I spent Leap Day with Doug Shaw and several other great peeps for #LeapDay2016. Little did I realise it would be a day exploring Knowing & Trace, such was the fluidity of the day. We started the day at the Alice in Wonderland expo at the British Library, meandering, looking, talking, reading. A few things occurred to me:
The exhibition was designed to be followed in a set route. I became instantly aware of how I am drawn to the conformity and order in an unfamiliar setting. I haven’t read the book and whilst aware of the story, I found the numbers made it easy to follow the display. Lewis Carroll was actually mathematician Charles Lutwidge Dodgson I learnt today, and as a number guy perhaps he would have been proud of me following the order! With such a vivid imagination, I am sure he would be laughing at my actions. What remained with me in conforming today have been two thoughts; firstly why conform? I rarely do in most things, but why today? To which I concluded the second thought; conforming was easy. In a day of relaxed learning and open mindedness, easy was an obvious choice for my brain to take. This reminded me that the path of least resistance, the ease in which we learn is a must for workplace learning. Why make things hard for people?
As I already mentioned I have never read Alice in Wonderland. Yet I feel I know the story well. It is part of our culture and as such impacts in many areas. Until today, I had no real tacit knowledge of the book, the author, the illustrator, yet I felt part of the exhibition today in an ownership way, from simply being British, or being aware of explicit knowledge which is out and in our psyche. Should I be OK with that? With knowing without actually knowing? A veneer thin awareness versus really knowing? Which is more important in a world where we can download everything? Can I only know something if I have experienced it myself? If that is true, how can I possibly know everything? For example, how could I imagine to know what it is to live life with blindness, autism, depression, terminal illness for a start? Or to live with careless wild abandon, extreme joy, or risk taking dare devil activity? None of this is my context, but will I be a better human being for making time to understand and to know these other contexts? Many questions on knowing and not knowing came to be today. I have no answers yet. I need to make time to consider.
It was at this thought regarding making time that in the exhibition I aptly saw the Carroll quote “After a quarrel with Time it is always teatime for the Hatter, the March Hare and the Dormouse.” At that very moment it seemed ideal to have perpetual teatime, then knowing would be irrelevant. I know I am certainly glad I gave myself downtime today and made time to have this Leap Day experience. Although raising question after question, and few answers, at least in this portion of the day, it was still #TimeWellSpent.
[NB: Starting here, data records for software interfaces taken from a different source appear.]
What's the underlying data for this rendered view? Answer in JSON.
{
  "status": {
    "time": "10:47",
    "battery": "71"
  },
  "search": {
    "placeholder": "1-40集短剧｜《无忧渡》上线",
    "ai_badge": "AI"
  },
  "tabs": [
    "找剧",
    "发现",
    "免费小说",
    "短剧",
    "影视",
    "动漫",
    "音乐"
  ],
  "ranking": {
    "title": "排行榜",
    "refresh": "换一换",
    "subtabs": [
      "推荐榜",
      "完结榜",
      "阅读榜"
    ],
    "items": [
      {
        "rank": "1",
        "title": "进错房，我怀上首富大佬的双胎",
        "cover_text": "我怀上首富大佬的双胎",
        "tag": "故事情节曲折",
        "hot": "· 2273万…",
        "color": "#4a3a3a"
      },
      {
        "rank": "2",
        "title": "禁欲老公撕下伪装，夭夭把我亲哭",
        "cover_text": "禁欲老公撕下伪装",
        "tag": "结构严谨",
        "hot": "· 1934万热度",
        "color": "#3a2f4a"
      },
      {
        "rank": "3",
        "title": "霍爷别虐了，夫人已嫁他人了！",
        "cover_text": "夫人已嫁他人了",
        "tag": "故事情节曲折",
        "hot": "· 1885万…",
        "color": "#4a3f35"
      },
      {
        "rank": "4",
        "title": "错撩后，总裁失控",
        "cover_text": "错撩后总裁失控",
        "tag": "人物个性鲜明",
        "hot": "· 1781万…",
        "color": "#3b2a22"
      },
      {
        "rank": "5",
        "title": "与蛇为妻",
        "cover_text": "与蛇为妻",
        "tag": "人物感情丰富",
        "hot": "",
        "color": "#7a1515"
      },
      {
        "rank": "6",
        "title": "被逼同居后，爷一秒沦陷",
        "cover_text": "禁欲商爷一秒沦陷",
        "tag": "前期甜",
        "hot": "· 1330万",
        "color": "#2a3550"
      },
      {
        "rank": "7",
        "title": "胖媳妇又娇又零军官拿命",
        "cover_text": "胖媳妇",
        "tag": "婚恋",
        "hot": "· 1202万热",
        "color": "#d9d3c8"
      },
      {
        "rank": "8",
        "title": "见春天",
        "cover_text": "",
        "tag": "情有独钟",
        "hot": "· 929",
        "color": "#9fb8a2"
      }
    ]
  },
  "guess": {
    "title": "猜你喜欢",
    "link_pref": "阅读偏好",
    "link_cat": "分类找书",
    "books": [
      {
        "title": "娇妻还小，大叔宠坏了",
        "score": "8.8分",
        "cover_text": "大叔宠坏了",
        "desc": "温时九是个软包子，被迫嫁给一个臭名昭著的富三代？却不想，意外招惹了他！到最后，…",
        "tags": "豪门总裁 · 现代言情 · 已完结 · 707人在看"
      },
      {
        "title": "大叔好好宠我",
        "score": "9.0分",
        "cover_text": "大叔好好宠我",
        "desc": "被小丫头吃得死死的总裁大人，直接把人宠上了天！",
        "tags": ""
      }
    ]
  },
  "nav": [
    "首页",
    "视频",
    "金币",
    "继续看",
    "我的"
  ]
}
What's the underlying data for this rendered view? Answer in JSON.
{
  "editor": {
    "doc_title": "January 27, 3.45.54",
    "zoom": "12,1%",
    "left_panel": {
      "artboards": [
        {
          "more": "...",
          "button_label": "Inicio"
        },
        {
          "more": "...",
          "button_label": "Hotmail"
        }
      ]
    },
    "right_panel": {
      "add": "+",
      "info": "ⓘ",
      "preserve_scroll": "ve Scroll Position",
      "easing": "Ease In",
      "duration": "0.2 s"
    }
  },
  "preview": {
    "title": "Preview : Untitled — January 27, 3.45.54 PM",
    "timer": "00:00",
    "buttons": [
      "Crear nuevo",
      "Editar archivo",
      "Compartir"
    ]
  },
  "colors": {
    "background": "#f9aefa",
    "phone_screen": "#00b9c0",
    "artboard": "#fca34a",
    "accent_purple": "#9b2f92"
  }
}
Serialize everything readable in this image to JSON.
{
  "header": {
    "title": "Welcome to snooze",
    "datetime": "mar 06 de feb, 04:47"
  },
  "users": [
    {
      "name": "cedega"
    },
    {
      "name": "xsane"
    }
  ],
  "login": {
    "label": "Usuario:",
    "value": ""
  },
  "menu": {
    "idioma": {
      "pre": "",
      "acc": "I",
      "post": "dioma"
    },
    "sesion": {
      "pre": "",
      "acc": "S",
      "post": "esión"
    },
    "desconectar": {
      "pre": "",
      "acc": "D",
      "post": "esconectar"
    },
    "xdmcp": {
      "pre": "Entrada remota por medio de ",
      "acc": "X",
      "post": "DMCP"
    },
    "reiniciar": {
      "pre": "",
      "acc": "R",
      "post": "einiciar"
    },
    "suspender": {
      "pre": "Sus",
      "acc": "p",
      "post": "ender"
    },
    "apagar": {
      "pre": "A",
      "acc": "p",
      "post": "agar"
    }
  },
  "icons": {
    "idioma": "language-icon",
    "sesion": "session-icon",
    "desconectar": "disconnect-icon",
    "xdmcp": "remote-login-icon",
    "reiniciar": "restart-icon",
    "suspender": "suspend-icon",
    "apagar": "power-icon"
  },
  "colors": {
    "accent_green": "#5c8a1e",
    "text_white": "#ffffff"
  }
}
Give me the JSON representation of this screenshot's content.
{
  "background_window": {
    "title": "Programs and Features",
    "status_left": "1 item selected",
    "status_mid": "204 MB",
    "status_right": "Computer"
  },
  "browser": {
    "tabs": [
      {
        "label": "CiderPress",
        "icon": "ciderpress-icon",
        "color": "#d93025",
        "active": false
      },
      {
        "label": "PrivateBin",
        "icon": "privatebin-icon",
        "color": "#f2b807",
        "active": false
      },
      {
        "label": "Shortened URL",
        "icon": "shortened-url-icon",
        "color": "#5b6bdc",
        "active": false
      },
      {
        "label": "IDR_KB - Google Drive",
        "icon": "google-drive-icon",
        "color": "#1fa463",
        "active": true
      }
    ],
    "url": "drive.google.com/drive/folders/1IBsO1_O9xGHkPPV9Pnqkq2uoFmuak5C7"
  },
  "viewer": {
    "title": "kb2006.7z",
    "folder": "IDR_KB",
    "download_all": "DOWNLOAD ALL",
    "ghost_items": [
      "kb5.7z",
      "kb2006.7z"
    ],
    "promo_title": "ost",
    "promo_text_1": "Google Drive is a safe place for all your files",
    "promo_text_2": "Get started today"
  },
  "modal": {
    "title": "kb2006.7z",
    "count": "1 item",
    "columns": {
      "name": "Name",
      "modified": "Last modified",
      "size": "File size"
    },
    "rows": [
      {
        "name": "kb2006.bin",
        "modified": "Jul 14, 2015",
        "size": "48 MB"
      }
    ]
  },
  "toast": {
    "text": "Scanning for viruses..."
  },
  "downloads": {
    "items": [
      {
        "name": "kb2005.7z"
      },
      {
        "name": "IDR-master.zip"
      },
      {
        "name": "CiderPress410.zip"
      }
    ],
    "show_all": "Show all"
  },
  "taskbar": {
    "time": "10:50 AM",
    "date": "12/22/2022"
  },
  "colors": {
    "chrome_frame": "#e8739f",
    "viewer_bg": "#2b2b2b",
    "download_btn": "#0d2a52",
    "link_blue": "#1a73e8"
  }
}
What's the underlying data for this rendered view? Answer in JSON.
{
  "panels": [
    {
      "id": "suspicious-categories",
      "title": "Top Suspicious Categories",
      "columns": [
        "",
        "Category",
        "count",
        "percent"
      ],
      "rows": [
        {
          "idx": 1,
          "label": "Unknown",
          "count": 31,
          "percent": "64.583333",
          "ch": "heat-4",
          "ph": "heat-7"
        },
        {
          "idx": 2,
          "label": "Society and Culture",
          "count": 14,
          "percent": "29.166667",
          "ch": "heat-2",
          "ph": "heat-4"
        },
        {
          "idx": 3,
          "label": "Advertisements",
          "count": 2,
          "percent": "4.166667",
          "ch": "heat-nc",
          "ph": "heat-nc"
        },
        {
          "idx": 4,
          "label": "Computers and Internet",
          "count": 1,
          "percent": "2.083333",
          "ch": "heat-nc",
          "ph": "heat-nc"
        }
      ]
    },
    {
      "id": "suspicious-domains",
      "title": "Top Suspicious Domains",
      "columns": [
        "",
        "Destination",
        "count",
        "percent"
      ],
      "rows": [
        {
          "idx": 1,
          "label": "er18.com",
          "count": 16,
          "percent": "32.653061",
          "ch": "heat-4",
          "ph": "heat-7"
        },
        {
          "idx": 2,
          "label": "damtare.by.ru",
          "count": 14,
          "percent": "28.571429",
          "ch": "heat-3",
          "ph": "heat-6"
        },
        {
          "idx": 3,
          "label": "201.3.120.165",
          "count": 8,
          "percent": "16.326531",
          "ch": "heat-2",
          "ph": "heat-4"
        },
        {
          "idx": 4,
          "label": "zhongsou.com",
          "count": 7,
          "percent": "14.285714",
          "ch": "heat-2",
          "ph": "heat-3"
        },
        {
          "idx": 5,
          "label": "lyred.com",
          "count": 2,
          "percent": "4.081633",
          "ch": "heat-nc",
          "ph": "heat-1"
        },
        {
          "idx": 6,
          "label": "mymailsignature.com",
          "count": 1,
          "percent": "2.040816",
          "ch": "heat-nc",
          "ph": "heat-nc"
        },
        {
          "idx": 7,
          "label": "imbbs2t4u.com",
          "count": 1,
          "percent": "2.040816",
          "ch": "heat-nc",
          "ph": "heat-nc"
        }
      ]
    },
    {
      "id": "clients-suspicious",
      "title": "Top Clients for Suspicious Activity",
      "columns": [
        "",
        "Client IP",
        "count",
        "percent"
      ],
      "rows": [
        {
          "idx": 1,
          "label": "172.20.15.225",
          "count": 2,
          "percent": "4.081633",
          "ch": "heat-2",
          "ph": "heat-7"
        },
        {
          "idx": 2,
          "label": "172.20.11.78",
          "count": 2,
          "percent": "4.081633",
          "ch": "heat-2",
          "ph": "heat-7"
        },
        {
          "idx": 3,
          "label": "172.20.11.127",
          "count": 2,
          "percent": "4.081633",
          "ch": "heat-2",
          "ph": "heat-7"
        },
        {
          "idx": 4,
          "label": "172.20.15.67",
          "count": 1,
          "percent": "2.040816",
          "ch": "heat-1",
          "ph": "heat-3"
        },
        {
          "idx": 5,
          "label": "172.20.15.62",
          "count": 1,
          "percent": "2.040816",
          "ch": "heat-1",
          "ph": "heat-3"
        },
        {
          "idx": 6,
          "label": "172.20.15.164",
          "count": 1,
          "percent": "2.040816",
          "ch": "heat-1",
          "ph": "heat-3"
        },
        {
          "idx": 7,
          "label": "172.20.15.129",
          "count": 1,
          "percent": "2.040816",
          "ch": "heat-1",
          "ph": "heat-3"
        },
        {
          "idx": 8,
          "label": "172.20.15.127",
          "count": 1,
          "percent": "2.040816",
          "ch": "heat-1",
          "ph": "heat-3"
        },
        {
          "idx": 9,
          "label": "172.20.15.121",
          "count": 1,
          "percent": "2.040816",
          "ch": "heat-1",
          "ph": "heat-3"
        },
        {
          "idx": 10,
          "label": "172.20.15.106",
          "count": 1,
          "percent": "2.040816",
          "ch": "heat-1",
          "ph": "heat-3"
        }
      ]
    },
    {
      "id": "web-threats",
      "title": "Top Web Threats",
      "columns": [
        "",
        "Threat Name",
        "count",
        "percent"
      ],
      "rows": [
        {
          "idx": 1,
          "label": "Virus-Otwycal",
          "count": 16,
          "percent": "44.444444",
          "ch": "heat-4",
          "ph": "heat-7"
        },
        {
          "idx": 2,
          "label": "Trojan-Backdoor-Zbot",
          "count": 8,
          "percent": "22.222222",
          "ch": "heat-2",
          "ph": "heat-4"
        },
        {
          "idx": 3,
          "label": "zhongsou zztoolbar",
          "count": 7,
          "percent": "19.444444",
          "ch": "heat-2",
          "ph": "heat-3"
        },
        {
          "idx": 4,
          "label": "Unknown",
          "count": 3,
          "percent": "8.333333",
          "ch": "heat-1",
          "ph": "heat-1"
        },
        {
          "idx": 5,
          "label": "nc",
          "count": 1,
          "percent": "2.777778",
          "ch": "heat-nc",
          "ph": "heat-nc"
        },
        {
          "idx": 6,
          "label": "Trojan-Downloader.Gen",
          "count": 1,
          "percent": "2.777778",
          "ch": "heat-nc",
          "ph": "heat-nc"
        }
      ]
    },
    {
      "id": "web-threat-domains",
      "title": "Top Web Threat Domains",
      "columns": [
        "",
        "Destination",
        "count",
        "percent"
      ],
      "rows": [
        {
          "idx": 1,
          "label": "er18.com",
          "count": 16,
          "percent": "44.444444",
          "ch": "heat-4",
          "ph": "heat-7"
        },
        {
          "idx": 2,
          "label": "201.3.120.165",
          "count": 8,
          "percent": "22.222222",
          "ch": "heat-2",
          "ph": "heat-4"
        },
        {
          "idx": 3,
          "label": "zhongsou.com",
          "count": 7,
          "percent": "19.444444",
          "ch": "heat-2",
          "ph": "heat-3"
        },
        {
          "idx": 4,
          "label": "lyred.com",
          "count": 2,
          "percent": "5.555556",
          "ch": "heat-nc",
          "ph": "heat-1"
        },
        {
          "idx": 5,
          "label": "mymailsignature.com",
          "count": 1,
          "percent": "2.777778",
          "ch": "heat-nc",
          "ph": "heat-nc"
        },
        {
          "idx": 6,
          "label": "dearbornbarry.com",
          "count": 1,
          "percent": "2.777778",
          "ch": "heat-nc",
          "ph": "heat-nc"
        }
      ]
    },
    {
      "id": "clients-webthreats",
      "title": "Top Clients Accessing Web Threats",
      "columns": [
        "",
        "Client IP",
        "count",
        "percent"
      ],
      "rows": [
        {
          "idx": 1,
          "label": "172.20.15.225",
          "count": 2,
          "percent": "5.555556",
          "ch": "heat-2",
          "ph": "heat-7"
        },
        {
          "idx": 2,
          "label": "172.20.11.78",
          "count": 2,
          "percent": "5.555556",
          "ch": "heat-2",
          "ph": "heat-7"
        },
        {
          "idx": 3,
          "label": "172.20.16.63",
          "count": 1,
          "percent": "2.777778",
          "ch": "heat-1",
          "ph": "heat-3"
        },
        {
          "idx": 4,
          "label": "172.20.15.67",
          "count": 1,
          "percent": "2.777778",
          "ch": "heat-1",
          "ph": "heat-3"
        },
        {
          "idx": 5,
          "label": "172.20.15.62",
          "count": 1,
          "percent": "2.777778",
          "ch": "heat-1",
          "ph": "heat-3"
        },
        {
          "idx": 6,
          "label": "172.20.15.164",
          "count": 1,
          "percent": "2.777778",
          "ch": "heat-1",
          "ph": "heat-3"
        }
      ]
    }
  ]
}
After Alice, we moved onto the Tate Modern to consider Trace, in an exhibition designed to “capture making as gesture, the trace of an action…works here explore the physical reach of the artist and the ways in which bodily limitation are challenge and extended.” Having been asked by Doug to consider the following 3 questions;
- How do I leave a trace; a footprint, a photograph, a mark of where you were?
- What do traces tell us about what happened before?
- What trace would you leave for others to discover?
I walked into the room open minded, as you always have to be at the Tate. After a short time amongst the artworks I sat and wrote the following thoughts in my notebook pictured above;
What trace will I leave?
As I walk into the exhibition Hall at The Tate Modern I am struck instantly by the whiteness of the walls. I see nothing clearly other than the floaters in my eye which I live with daily. I cannot leave those as a trace when I’m gone as they are something only I can experience, alone, forever. Other people have floaters, sure they do, but not mine in their size or shape or positioning. They are uniquely mine. Annoyingly they get in the way of looking at the artists’ work.
Is that an excuse? Is it more I don’t ‘get it’, I don’t understand these intensely personal art works, these views of trace and therefore am making excuses?
Or is it that trace is simply so personal and no matter how we may plan our impact and our trace we can never experience it as others do? We cannot dictate how people experience us. People come to us, as they do art or work or community, with their own baggage, experience, stuff. We can therefore only offer the best us, our best trace to be experienced and found in an interpretation of our intent.
It is perhaps this which causes artists to deliberate and worry their art is not good enough; that people will not ‘get it’ or understand it. To not be understood is a frustration beyond measure. To seek to be understood is a lifelong challenge for us all. To seek to understand is perhaps a more noble pursuit.
So I conclude I don’t seek to leave a trace. I seek to leave an impact through the ordinary, giving, kind, true sense of me. By not hiding, by being generous, by offering myself in service. Also by an honesty so raw it is likely to hurt but also likely to be freeing. I seek to create trace by being me.
Today has been a good day. I hope you enjoyed your Leap Day 2016.